ASSIGNMENT
Look through the listing underneath for "Kasia", and copy every line that has it.

::: SUPPLIED INFORMATION :::

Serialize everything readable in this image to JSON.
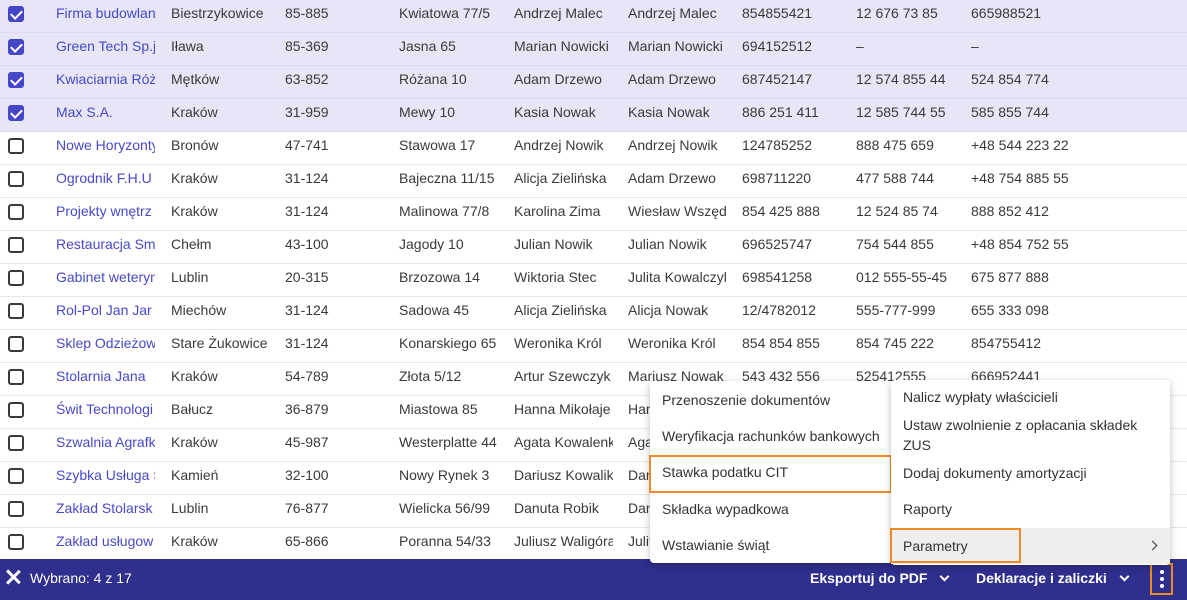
{
  "rows": [
    {
      "checked": true,
      "name": "Firma budowlan",
      "city": "Biestrzykowice",
      "zip": "85-885",
      "street": "Kwiatowa 77/5",
      "person1": "Andrzej Malec",
      "person2": "Andrzej Malec",
      "phone1": "854855421",
      "phone2": "12 676 73 85",
      "phone3": "665988521"
    },
    {
      "checked": true,
      "name": "Green Tech Sp.j",
      "city": "Iława",
      "zip": "85-369",
      "street": "Jasna 65",
      "person1": "Marian Nowicki",
      "person2": "Marian Nowicki",
      "phone1": "694152512",
      "phone2": "–",
      "phone3": "–"
    },
    {
      "checked": true,
      "name": "Kwiaciarnia Róż",
      "city": "Mętków",
      "zip": "63-852",
      "street": "Różana 10",
      "person1": "Adam Drzewo",
      "person2": "Adam Drzewo",
      "phone1": "687452147",
      "phone2": "12 574 855 44",
      "phone3": "524 854 774"
    },
    {
      "checked": true,
      "name": "Max S.A.",
      "city": "Kraków",
      "zip": "31-959",
      "street": "Mewy 10",
      "person1": "Kasia Nowak",
      "person2": "Kasia Nowak",
      "phone1": "886 251 411",
      "phone2": "12 585 744 55",
      "phone3": "585 855 744"
    },
    {
      "checked": false,
      "name": "Nowe Horyzonty",
      "city": "Bronów",
      "zip": "47-741",
      "street": "Stawowa 17",
      "person1": "Andrzej Nowik",
      "person2": "Andrzej Nowik",
      "phone1": "124785252",
      "phone2": "888 475 659",
      "phone3": "+48 544 223 22"
    },
    {
      "checked": false,
      "name": "Ogrodnik F.H.U",
      "city": "Kraków",
      "zip": "31-124",
      "street": "Bajeczna 11/15",
      "person1": "Alicja Zielińska",
      "person2": "Adam Drzewo",
      "phone1": "698711220",
      "phone2": "477 588 744",
      "phone3": "+48 754 885 55"
    },
    {
      "checked": false,
      "name": "Projekty wnętrz",
      "city": "Kraków",
      "zip": "31-124",
      "street": "Malinowa 77/8",
      "person1": "Karolina Zima",
      "person2": "Wiesław Wszęd",
      "phone1": "854 425 888",
      "phone2": "12 524 85 74",
      "phone3": "888 852 412"
    },
    {
      "checked": false,
      "name": "Restauracja Sm",
      "city": "Chełm",
      "zip": "43-100",
      "street": "Jagody 10",
      "person1": "Julian Nowik",
      "person2": "Julian Nowik",
      "phone1": "696525747",
      "phone2": "754 544 855",
      "phone3": "+48 854 752 55"
    },
    {
      "checked": false,
      "name": "Gabinet weteryn",
      "city": "Lublin",
      "zip": "20-315",
      "street": "Brzozowa 14",
      "person1": "Wiktoria Stec",
      "person2": "Julita Kowalczyk",
      "phone1": "698541258",
      "phone2": "012 555-55-45",
      "phone3": "675 877 888"
    },
    {
      "checked": false,
      "name": "Rol-Pol Jan Jar",
      "city": "Miechów",
      "zip": "31-124",
      "street": "Sadowa 45",
      "person1": "Alicja Zielińska",
      "person2": "Alicja Nowak",
      "phone1": "12/4782012",
      "phone2": "555-777-999",
      "phone3": "655 333 098"
    },
    {
      "checked": false,
      "name": "Sklep Odzieżow",
      "city": "Stare Żukowice",
      "zip": "31-124",
      "street": "Konarskiego 65",
      "person1": "Weronika Król",
      "person2": "Weronika Król",
      "phone1": "854 854 855",
      "phone2": "854 745 222",
      "phone3": "854755412"
    },
    {
      "checked": false,
      "name": "Stolarnia Jana",
      "city": "Kraków",
      "zip": "54-789",
      "street": "Złota 5/12",
      "person1": "Artur Szewczyk",
      "person2": "Mariusz Nowak",
      "phone1": "543 432 556",
      "phone2": "525412555",
      "phone3": "666952441"
    },
    {
      "checked": false,
      "name": "Świt Technologi",
      "city": "Bałucz",
      "zip": "36-879",
      "street": "Miastowa 85",
      "person1": "Hanna Mikołaje",
      "person2": "Har",
      "phone1": "",
      "phone2": "",
      "phone3": ""
    },
    {
      "checked": false,
      "name": "Szwalnia Agrafk",
      "city": "Kraków",
      "zip": "45-987",
      "street": "Westerplatte 44",
      "person1": "Agata Kowalenk",
      "person2": "Aga",
      "phone1": "",
      "phone2": "",
      "phone3": ""
    },
    {
      "checked": false,
      "name": "Szybka Usługa S",
      "city": "Kamień",
      "zip": "32-100",
      "street": "Nowy Rynek 3",
      "person1": "Dariusz Kowalik",
      "person2": "Dar",
      "phone1": "",
      "phone2": "",
      "phone3": ""
    },
    {
      "checked": false,
      "name": "Zakład Stolarsk",
      "city": "Lublin",
      "zip": "76-877",
      "street": "Wielicka 56/99",
      "person1": "Danuta Robik",
      "person2": "Dan",
      "phone1": "",
      "phone2": "",
      "phone3": ""
    },
    {
      "checked": false,
      "name": "Zakład usługow",
      "city": "Kraków",
      "zip": "65-866",
      "street": "Poranna 54/33",
      "person1": "Juliusz Waligóra",
      "person2": "Julit",
      "phone1": "",
      "phone2": "",
      "phone3": ""
    }
  ],
  "bottom_bar": {
    "selected_text": "Wybrano: 4 z 17",
    "export_label": "Eksportuj do PDF",
    "declarations_label": "Deklaracje i zaliczki"
  },
  "menu_left": {
    "items": [
      "Przenoszenie dokumentów",
      "Weryfikacja rachunków bankowych",
      "Stawka podatku CIT",
      "Składka wypadkowa",
      "Wstawianie świąt"
    ]
  },
  "menu_right": {
    "items": [
      "Nalicz wypłaty właścicieli",
      "Ustaw zwolnienie z opłacania składek ZUS",
      "Dodaj dokumenty amortyzacji",
      "Raporty",
      "Parametry"
    ]
  },
  "colors": {
    "accent": "#2f2f8e",
    "link": "#4848c8",
    "selected_row": "#e6e6f7",
    "highlight": "#f08a24"
  }
}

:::

ANSWER FOR THE TASK
      "person1": "Kasia Nowak",
      "person2": "Kasia Nowak",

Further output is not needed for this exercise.